**Aim of the task:** Go through the records and report each line in which the word "message" occurs.

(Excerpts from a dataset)
- - - - - - -
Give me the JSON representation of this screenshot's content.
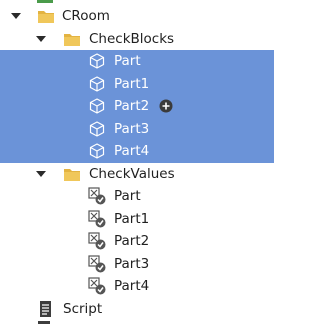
{
  "tree": {
    "croom": {
      "label": "CRoom",
      "icon": "folder-icon"
    },
    "checkblocks": {
      "label": "CheckBlocks",
      "icon": "folder-icon",
      "items": [
        {
          "label": "Part",
          "icon": "part-cube-icon"
        },
        {
          "label": "Part1",
          "icon": "part-cube-icon"
        },
        {
          "label": "Part2",
          "icon": "part-cube-icon"
        },
        {
          "label": "Part3",
          "icon": "part-cube-icon"
        },
        {
          "label": "Part4",
          "icon": "part-cube-icon"
        }
      ]
    },
    "checkvalues": {
      "label": "CheckValues",
      "icon": "folder-icon",
      "items": [
        {
          "label": "Part",
          "icon": "bool-value-icon"
        },
        {
          "label": "Part1",
          "icon": "bool-value-icon"
        },
        {
          "label": "Part2",
          "icon": "bool-value-icon"
        },
        {
          "label": "Part3",
          "icon": "bool-value-icon"
        },
        {
          "label": "Part4",
          "icon": "bool-value-icon"
        }
      ]
    },
    "script": {
      "label": "Script",
      "icon": "script-icon"
    }
  },
  "colors": {
    "selection": "#6b93d8",
    "folder": "#e3b341"
  }
}
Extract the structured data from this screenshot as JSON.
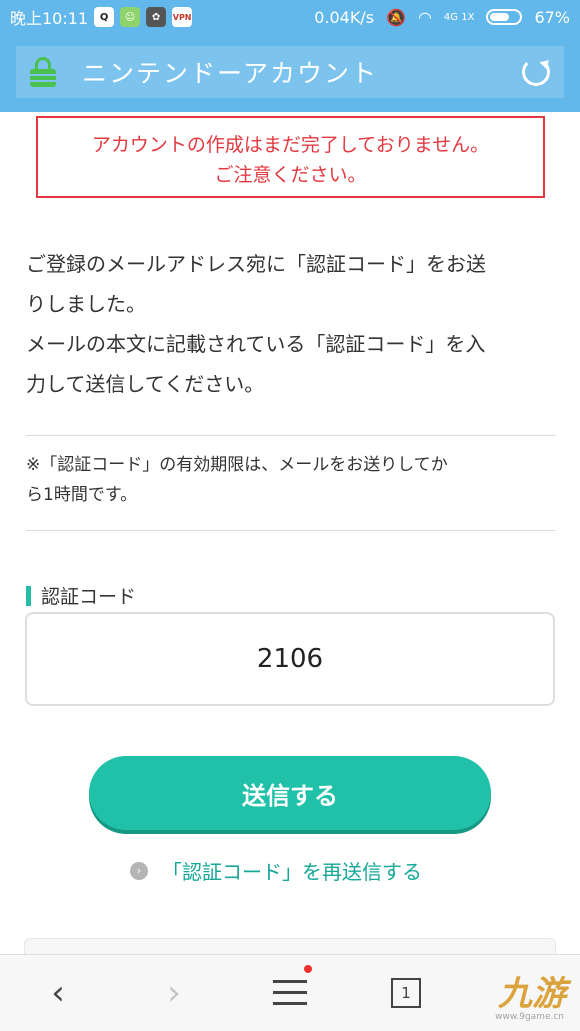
{
  "status_bar": {
    "time": "晚上10:11",
    "network_speed": "0.04K/s",
    "network_type": "4G 1X",
    "battery": "67%",
    "battery_level": 0.67,
    "app_icons": [
      "qq-icon",
      "wechat-icon",
      "game-icon",
      "vpn-icon"
    ]
  },
  "header": {
    "title": "ニンテンドーアカウント",
    "lock_color": "#4cc04e",
    "background": "#62b8ea"
  },
  "warning": {
    "line1": "アカウントの作成はまだ完了しておりません。",
    "line2": "ご注意ください。",
    "color": "#e23a40"
  },
  "intro": {
    "line1": "ご登録のメールアドレス宛に「認証コード」をお送",
    "line2": "りしました。",
    "line3": "メールの本文に記載されている「認証コード」を入",
    "line4": "力して送信してください。"
  },
  "note": {
    "line1": "※「認証コード」の有効期限は、メールをお送りしてか",
    "line2": "ら1時間です。"
  },
  "code_field": {
    "label": "認証コード",
    "value": "2106"
  },
  "submit_button": {
    "label": "送信する",
    "color": "#20c1a8"
  },
  "resend_link": {
    "label": "「認証コード」を再送信する"
  },
  "bottom_nav": {
    "back": "‹",
    "forward": "›",
    "tab_count": "1"
  },
  "watermark": {
    "text": "九游",
    "sub": "www.9game.cn"
  }
}
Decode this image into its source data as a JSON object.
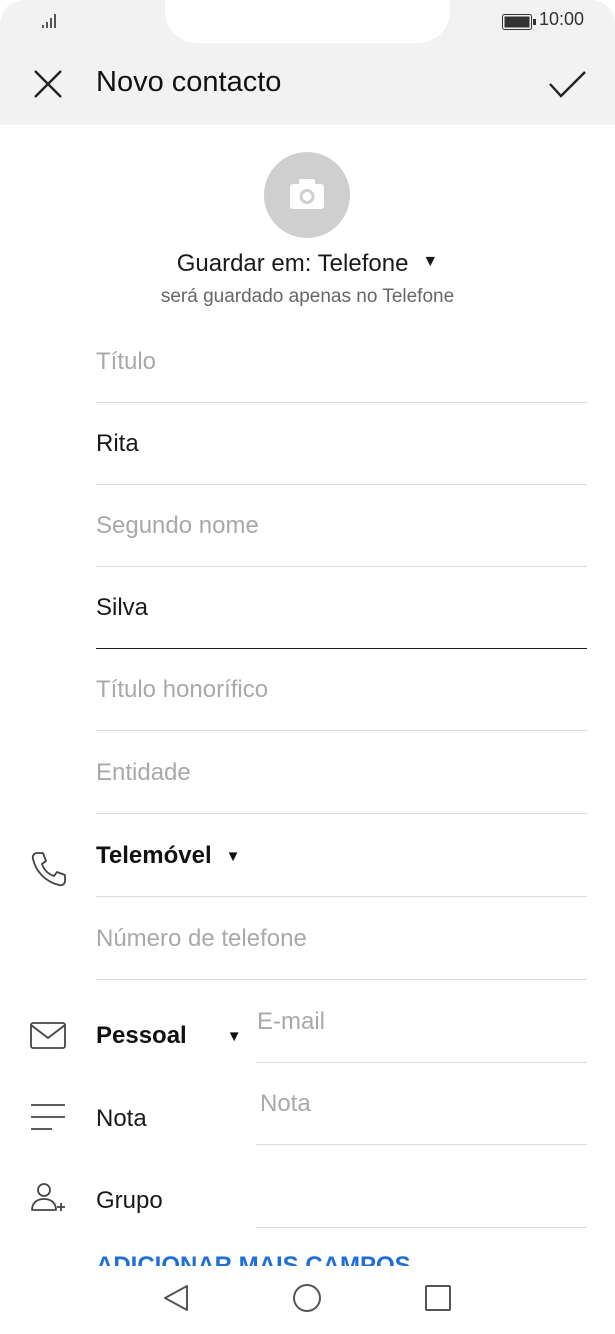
{
  "status_bar": {
    "time": "10:00"
  },
  "header": {
    "title": "Novo contacto"
  },
  "storage": {
    "label": "Guardar em: Telefone",
    "note": "será guardado apenas no Telefone"
  },
  "fields": {
    "titulo": {
      "placeholder": "Título"
    },
    "first_name": {
      "value": "Rita"
    },
    "middle_name": {
      "placeholder": "Segundo nome"
    },
    "last_name": {
      "value": "Silva"
    },
    "honorific": {
      "placeholder": "Título honorífico"
    },
    "entity": {
      "placeholder": "Entidade"
    }
  },
  "phone": {
    "type_label": "Telemóvel",
    "number_placeholder": "Número de telefone"
  },
  "email": {
    "type_label": "Pessoal",
    "placeholder": "E-mail"
  },
  "note": {
    "label": "Nota",
    "placeholder": "Nota"
  },
  "group": {
    "label": "Grupo"
  },
  "add_more": {
    "label": "ADICIONAR MAIS CAMPOS"
  }
}
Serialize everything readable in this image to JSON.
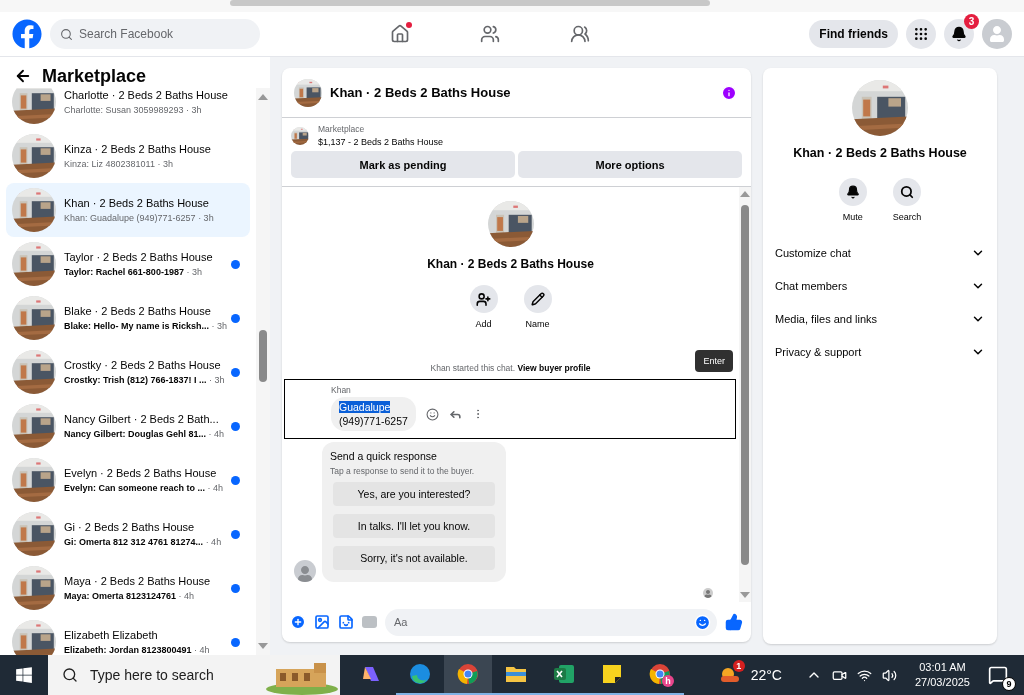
{
  "header": {
    "search": {
      "placeholder": "Search Facebook"
    },
    "nav": [
      {
        "kind": "home",
        "notify": true
      },
      {
        "kind": "friends",
        "notify": false
      },
      {
        "kind": "groups",
        "notify": false
      }
    ],
    "find_friends": "Find friends",
    "notifications_badge": "3"
  },
  "sidebar": {
    "title": "Marketplace",
    "items": [
      {
        "title": "Charlotte · 2 Beds 2 Baths House",
        "message": "Charlotte: Susan 3059989293",
        "time": "· 3h",
        "unread": false,
        "selected": false
      },
      {
        "title": "Kinza · 2 Beds 2 Baths House",
        "message": "Kinza: Liz 4802381011",
        "time": "· 3h",
        "unread": false,
        "selected": false
      },
      {
        "title": "Khan · 2 Beds 2 Baths House",
        "message": "Khan: Guadalupe (949)771-6257",
        "time": "· 3h",
        "unread": false,
        "selected": true
      },
      {
        "title": "Taylor · 2 Beds 2 Baths House",
        "message": "Taylor: Rachel 661-800-1987",
        "time": "· 3h",
        "unread": true,
        "selected": false
      },
      {
        "title": "Blake · 2 Beds 2 Baths House",
        "message": "Blake: Hello- My name is Ricksh...",
        "time": "· 3h",
        "unread": true,
        "selected": false
      },
      {
        "title": "Crostky · 2 Beds 2 Baths House",
        "message": "Crostky: Trish (812) 766-1837! I ...",
        "time": "· 3h",
        "unread": true,
        "selected": false
      },
      {
        "title": "Nancy Gilbert · 2 Beds 2 Bath...",
        "message": "Nancy Gilbert: Douglas Gehl 81...",
        "time": "· 4h",
        "unread": true,
        "selected": false
      },
      {
        "title": "Evelyn · 2 Beds 2 Baths House",
        "message": "Evelyn: Can someone reach to ...",
        "time": "· 4h",
        "unread": true,
        "selected": false
      },
      {
        "title": "Gi · 2 Beds 2 Baths House",
        "message": "Gi: Omerta 812 312 4761 81274...",
        "time": "· 4h",
        "unread": true,
        "selected": false
      },
      {
        "title": "Maya · 2 Beds 2 Baths House",
        "message": "Maya: Omerta 8123124761",
        "time": "· 4h",
        "unread": true,
        "selected": false
      },
      {
        "title": "Elizabeth Elizabeth",
        "message": "Elizabeth: Jordan 8123800491",
        "time": "· 4h",
        "unread": true,
        "selected": false
      }
    ]
  },
  "chat": {
    "title": "Khan · 2 Beds 2 Baths House",
    "listing": {
      "source": "Marketplace",
      "summary": "$1,137 - 2 Beds 2 Baths House"
    },
    "actions": [
      "Mark as pending",
      "More options"
    ],
    "intro": {
      "title": "Khan · 2 Beds 2 Baths House",
      "buttons": [
        {
          "kind": "add",
          "label": "Add"
        },
        {
          "kind": "name",
          "label": "Name"
        }
      ],
      "started": "Khan started this chat.",
      "link": "View buyer profile"
    },
    "tooltip": "Enter",
    "message": {
      "sender": "Khan",
      "lines": [
        {
          "text": "Guadalupe",
          "selected": true
        },
        {
          "text": "(949)771-6257",
          "selected": false
        }
      ]
    },
    "quick": {
      "title": "Send a quick response",
      "hint": "Tap a response to send it to the buyer.",
      "options": [
        "Yes, are you interested?",
        "In talks. I'll let you know.",
        "Sorry, it's not available."
      ]
    },
    "composer": {
      "placeholder": "Aa"
    }
  },
  "details": {
    "title": "Khan · 2 Beds 2 Baths House",
    "actions": [
      {
        "kind": "mute",
        "label": "Mute"
      },
      {
        "kind": "search",
        "label": "Search"
      }
    ],
    "sections": [
      "Customize chat",
      "Chat members",
      "Media, files and links",
      "Privacy & support"
    ]
  },
  "taskbar": {
    "search": {
      "placeholder": "Type here to search"
    },
    "apps": [
      {
        "kind": "copilot",
        "selected": false,
        "open": false
      },
      {
        "kind": "edge",
        "selected": false,
        "open": true
      },
      {
        "kind": "chrome",
        "selected": true,
        "open": true
      },
      {
        "kind": "explorer",
        "selected": false,
        "open": true
      },
      {
        "kind": "excel",
        "selected": false,
        "open": true
      },
      {
        "kind": "notes",
        "selected": false,
        "open": true
      },
      {
        "kind": "chrome-profile",
        "selected": false,
        "open": true,
        "profile": "h"
      }
    ],
    "weather": {
      "badge": "1",
      "temp": "22°C"
    },
    "time": "03:01 AM",
    "date": "27/03/2025",
    "notifications": "9"
  }
}
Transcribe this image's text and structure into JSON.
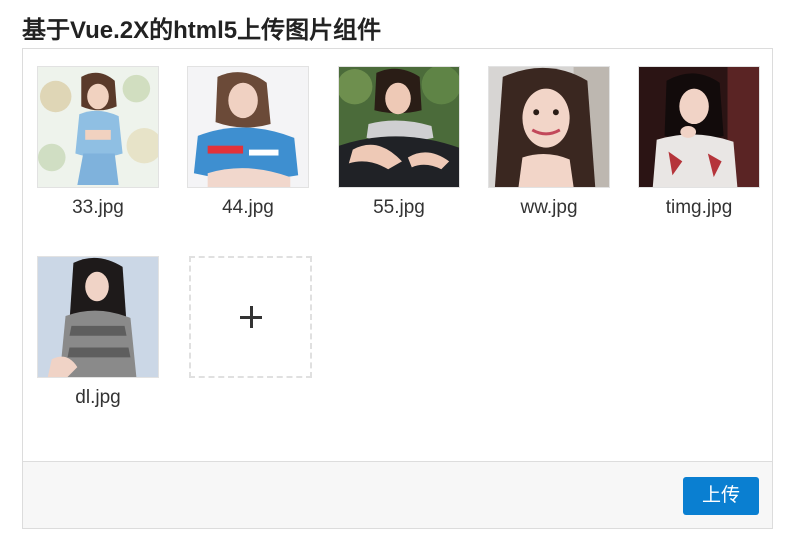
{
  "page": {
    "title": "基于Vue.2X的html5上传图片组件"
  },
  "uploader": {
    "files": [
      {
        "name": "33.jpg"
      },
      {
        "name": "44.jpg"
      },
      {
        "name": "55.jpg"
      },
      {
        "name": "ww.jpg"
      },
      {
        "name": "timg.jpg"
      },
      {
        "name": "dl.jpg"
      }
    ],
    "add_icon": "plus-icon",
    "upload_label": "上传"
  },
  "colors": {
    "accent": "#0a7fd1",
    "footer_bg": "#f7f7f7",
    "border": "#dcdcdc"
  }
}
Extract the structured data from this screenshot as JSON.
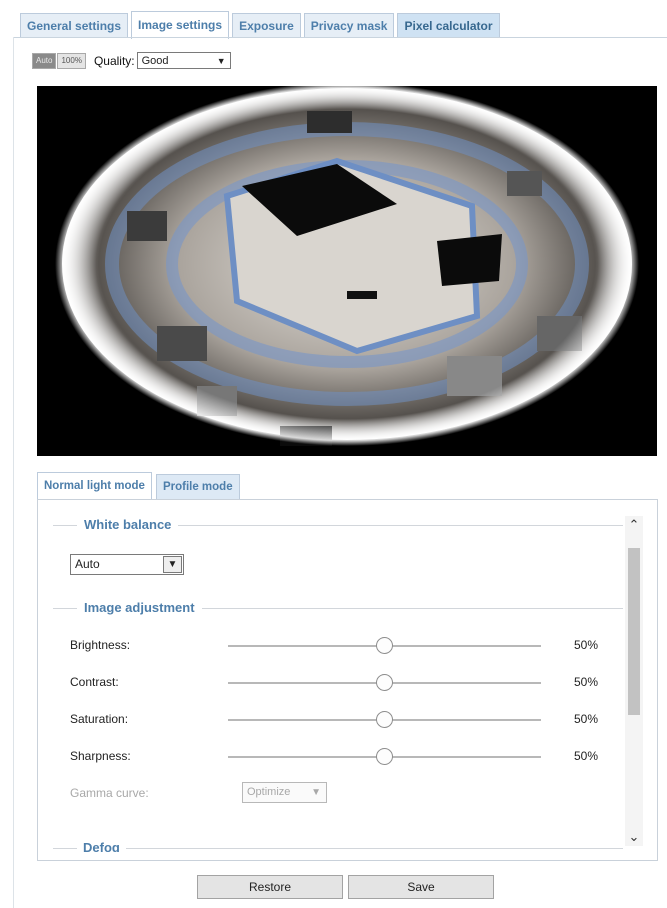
{
  "tabs": [
    {
      "label": "General settings"
    },
    {
      "label": "Image settings"
    },
    {
      "label": "Exposure"
    },
    {
      "label": "Privacy mask"
    },
    {
      "label": "Pixel calculator"
    }
  ],
  "view_controls": {
    "fit_label": "Auto",
    "zoom_label": "100%",
    "quality_label": "Quality:",
    "quality_value": "Good"
  },
  "mode_tabs": [
    {
      "label": "Normal light mode"
    },
    {
      "label": "Profile mode"
    }
  ],
  "white_balance": {
    "title": "White balance",
    "value": "Auto"
  },
  "image_adjustment": {
    "title": "Image adjustment",
    "rows": [
      {
        "label": "Brightness:",
        "value": "50%",
        "level": 0.5
      },
      {
        "label": "Contrast:",
        "value": "50%",
        "level": 0.5
      },
      {
        "label": "Saturation:",
        "value": "50%",
        "level": 0.5
      },
      {
        "label": "Sharpness:",
        "value": "50%",
        "level": 0.5
      }
    ],
    "gamma_label": "Gamma curve:",
    "gamma_value": "Optimize"
  },
  "defog": {
    "title": "Defog"
  },
  "buttons": {
    "restore": "Restore",
    "save": "Save"
  }
}
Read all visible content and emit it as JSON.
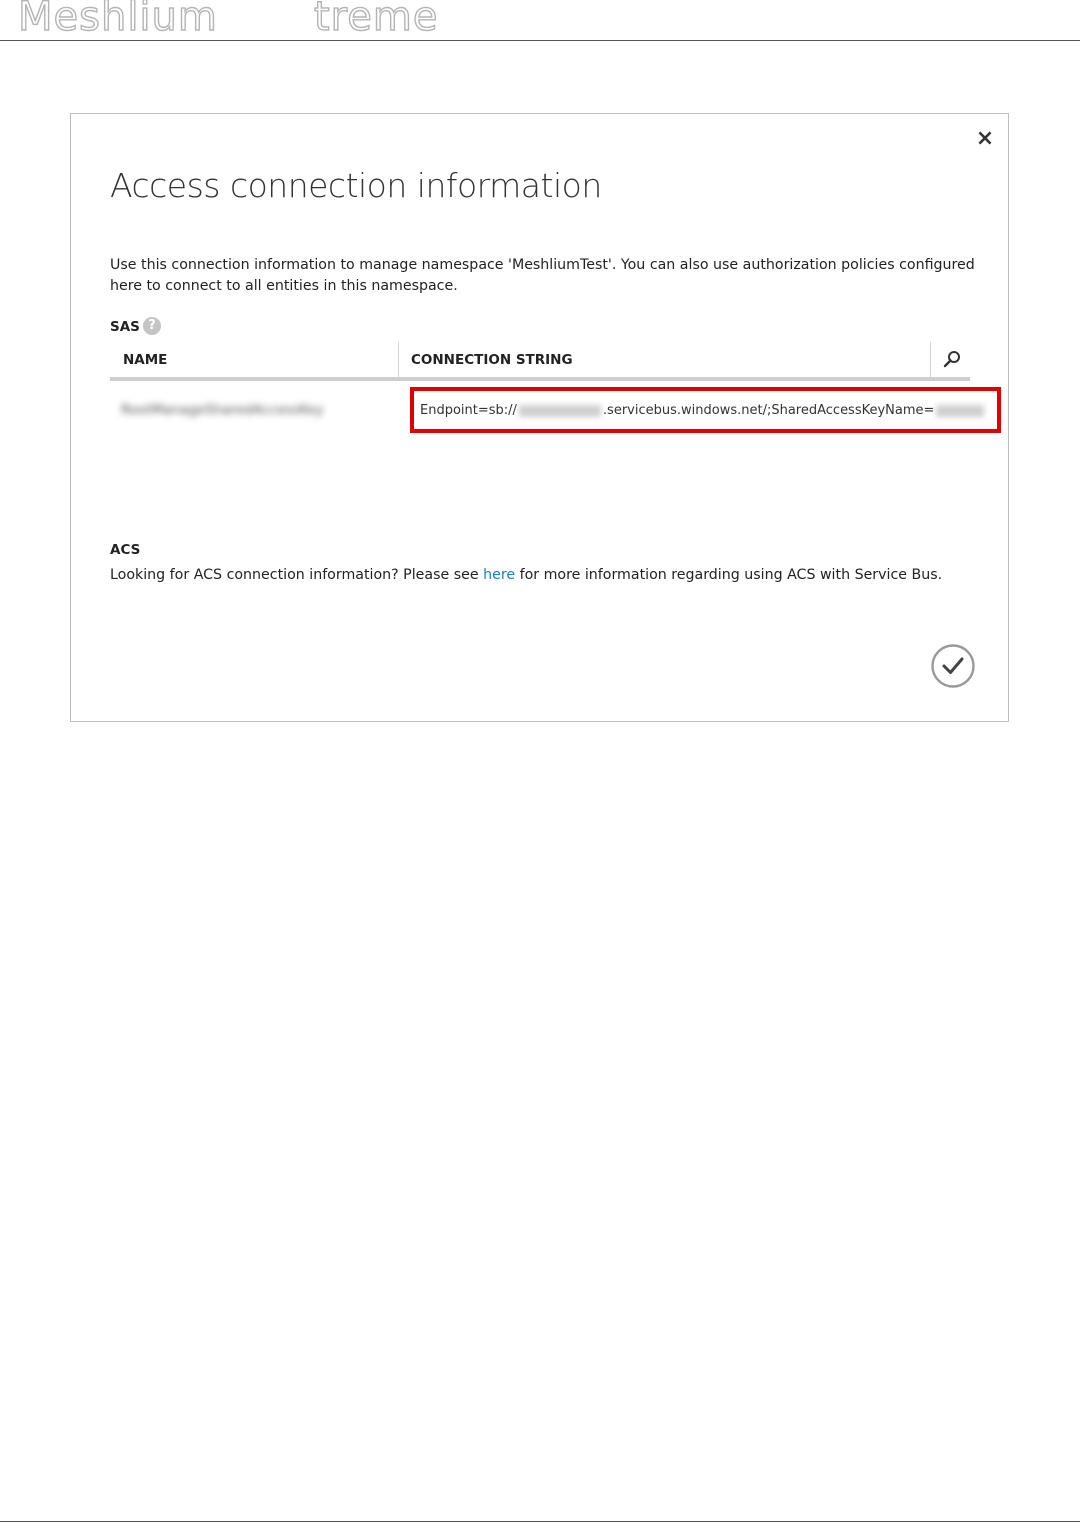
{
  "header": {
    "brand_left": "Meshlium",
    "brand_right": "treme"
  },
  "dialog": {
    "close_label": "×",
    "title": "Access connection information",
    "description": "Use this connection information to manage namespace 'MeshliumTest'. You can also use authorization policies configured here to connect to all entities in this namespace.",
    "sas_label": "SAS",
    "help_label": "?",
    "table": {
      "headers": [
        "NAME",
        "CONNECTION STRING"
      ],
      "row": {
        "name": "RootManageSharedAccessKey",
        "connection_prefix": "Endpoint=sb://",
        "connection_middle": ".servicebus.windows.net/;SharedAccessKeyName="
      }
    },
    "acs_label": "ACS",
    "acs_text_before": "Looking for ACS connection information? Please see ",
    "acs_link": "here",
    "acs_text_after": " for more information regarding using ACS with Service Bus."
  },
  "colors": {
    "highlight_border": "#e00000",
    "link": "#1a7fc9"
  },
  "icons": {
    "search": "search-icon",
    "close": "close-icon",
    "help": "help-icon",
    "confirm": "checkmark-circle-icon"
  }
}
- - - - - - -
**Answer section:**
        "message": "Charlotte: Susan 3059989293",
        "message": "Kinza: Liz 4802381011",
        "message": "Khan: Guadalupe (949)771-6257",
        "message": "Taylor: Rachel 661-800-1987",
        "message": "Blake: Hello- My name is Ricksh...",
        "message": "Crostky: Trish (812) 766-1837! I ...",
        "message": "Nancy Gilbert: Douglas Gehl 81...",
        "message": "Evelyn: Can someone reach to ...",
        "message": "Gi: Omerta 812 312 4761 81274...",
        "message": "Maya: Omerta 8123124761",
        "message": "Elizabeth: Jordan 8123800491",
    "message": {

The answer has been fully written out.